Todd David, the executive director of the Housing Action Coalition, a charity that works on housing policy in San Francisco, says all signs are pointing to a resurgence in rental costs in the Bay area after the pandemic-driven slump.
“A year from now, if we are not adding significant supply, which there’s no indication that we will . . . prices in San Francisco for rents are [going to be] at all-time high again,” he said. “The trend is up.”
Housing expenses are the sleeping giant that could tip the scales of the increasingly heated debate on US inflation. They are quickly emerging as a pivotal indicator for officials at the Federal Reserve, within the Biden administration, and among private economists.
So far this year, the shelter component of the consumer price index has shown smaller increases compared to the soaring expense of items such as used cars, airfares and energy.
But housing costs have nonetheless been edging up, showing a year-on-year increase of 2.6 per cent in June compared to a 1.5 per cent annual rise in February.
If shelter prices remains relatively contained, they are likely to help ensure that inflation can be controlled, validating expectations at the Fed and the White House that price pressures will subside.
But if they keep increasing at even a small but steady pace on the back of booming house values in many cities, it could signal that high inflation will be sustained for longer than expected.
Shelter costs account for about a third of the overall CPI, and comprise rental prices as well as what is known as “owner-equivalent rent”, the estimated cost of a house occupied by an owner if it were rented out.

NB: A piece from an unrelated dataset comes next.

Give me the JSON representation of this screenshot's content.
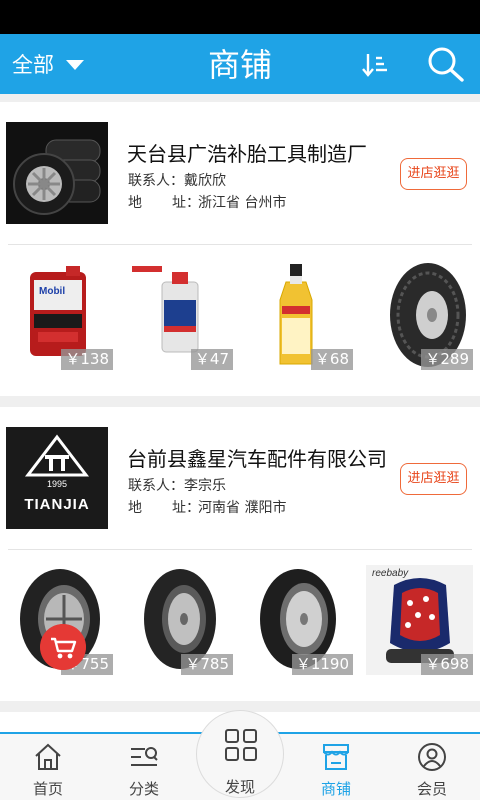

“We calculate the market won’t be fully in balance until 2023 or 2024. So I’m not sure that the uptick in rents is particularly shortlived,” said Ali Wolf, chief economist at Zonda, a property market advisory group.
She added: “Assuming the economy continues to improve, and we continue to see the job growth numbers get better, I do think there will continue to be some upward pressure on rents.”
So far, the rise in rental costs in the economy has not been particularly large and has not even bounced back to pre-pandemic rates that were comfortably above 3 per cent.
But if it continues, or even accelerates, it might pose a significant problem for the Fed because the cost increases would be embedded in rental contracts, making them hard to reverse. Higher rents could also affect inflation expectations, which are a crucial factor in monetary policymaking.
The Fed’s preferred measure of inflation, the personal consumption expenditure index, does not weight housing costs as much as the CPI, but the central bank may find any rising expenses in shelter increasingly hard to ignore.
“People don’t buy a used car every month whereas many pay rent every month,” Tim Duy, a professor at the University of Oregon and chief economist at SGH Macro Advisors wrote in a note this week.
During a pair of congressional hearings last week, Jay Powell, the Fed chair, was repeatedly quizzed by lawmakers on the affordability of housing, in a sign that rising costs were becoming increasingly sensitive politically, for Democrats and Republicans alike.
“I don’t know what housing prices will do in the future. But there is just a lot of demand,” Powell said. “Even if mortgage rates go up as they ultimately will, I think we will be looking at a lot of demand. Then the question will be how much supply can be brought to the market? And that’s really out of our control.”
Housing experts say that supply constraints remain significant as homebuilders try to catch up with demand after pausing during the early stage of the pandemic. Changing zoning restrictions to allow for more housing to be built is an often contentious process that can take a long time to achieve.
At the moment, Wolf says the biggest rent increases are mainly occurring across the Sunbelt states like Arizona and Texas, with big coastal cities including San Francisco seeing much more tepid jumps.
One worry among some economists is that when pandemic-era moratoriums on evictions are lifted later this year, landlords might increase rents to make up for lost income, based on higher property values and the expectation that tenants are flush with income.
But other economists do not believe that housing inflation will become problematic, pointing to the fact that the shifts are slow and cyclical. “We’re just not all that concerned or convinced that we’ve seen a regime change in inflation yet,” said Julia Coronado, co-founder of MacroPolicy Perspectives.
Even so, Janet Yellen, the Treasury secretary, last week expressed some concern about excessive heat in the housing market, particularly to the extent that it is affecting low and middle-income families.
“I do worry about affordability and the pressures that higher housing prices will create for families that are first-time homebuyers or have less income,” she told CNBC.
At the Fed, the debate around housing inflation is occurring as the central bank is preparing to start slowing the rate of its monetary support for the economy, which has resulted in low interest and mortgage rates that have helped fuel the boom in house prices.
Some Fed officials are arguing for the central bank to more rapidly curtail its $40bn in monthly purchases of mortgage-backed securities in order to take some heat out of the housing market, but others argue the effect would be modest.